Scan the entries below and extract each line with the word "Industries" in it.

Start of Block

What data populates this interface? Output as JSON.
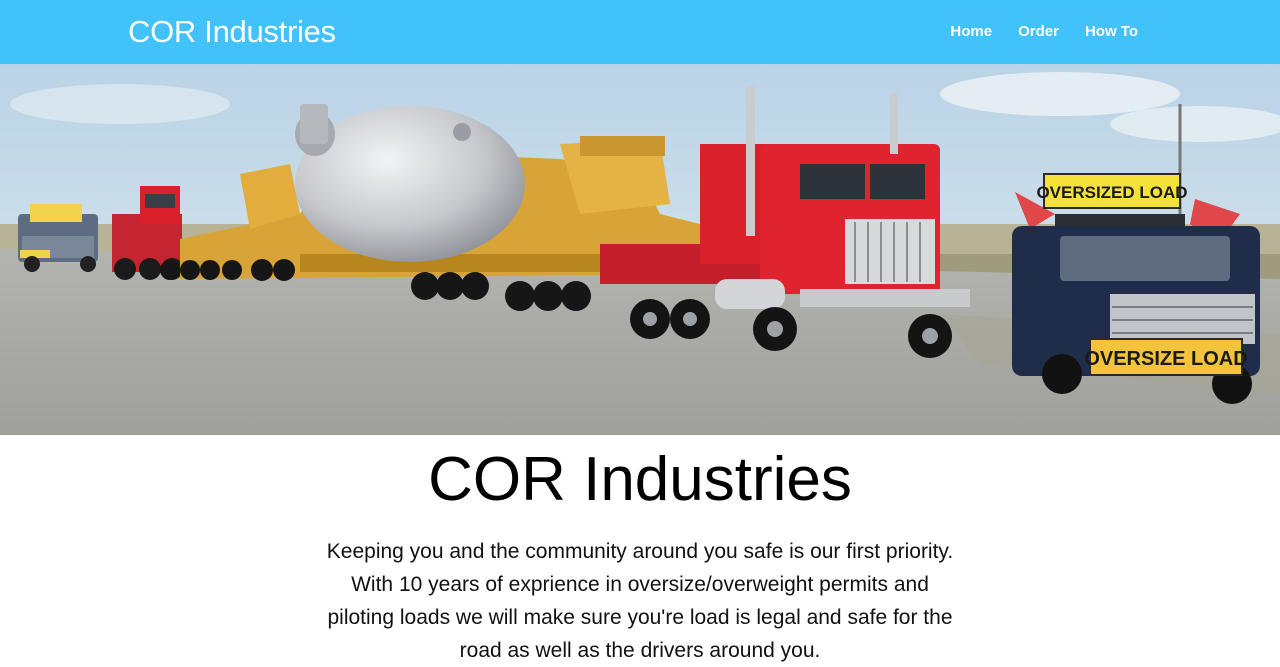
{
  "nav": {
    "brand": "COR Industries",
    "links": [
      {
        "label": "Home"
      },
      {
        "label": "Order"
      },
      {
        "label": "How To"
      }
    ]
  },
  "hero": {
    "sign_top": "OVERSIZED LOAD",
    "sign_bumper": "OVERSIZE LOAD",
    "colors": {
      "sky": "#cfe0ec",
      "road": "#a9aaa6",
      "truck_red": "#d9202b",
      "trailer_yellow": "#d9a437",
      "tank_silver": "#c8cace",
      "pickup_blue": "#1f2d4a",
      "sign_yellow": "#f4e23a"
    }
  },
  "main": {
    "title": "COR Industries",
    "description": "Keeping you and the community around you safe is our first priority. With 10 years of exprience in oversize/overweight permits and piloting loads we will make sure you're load is legal and safe for the road as well as the drivers around you."
  },
  "theme": {
    "navbar_bg": "#41c2fb"
  }
}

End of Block

Response box
    "brand": "COR Industries",
    "title": "COR Industries",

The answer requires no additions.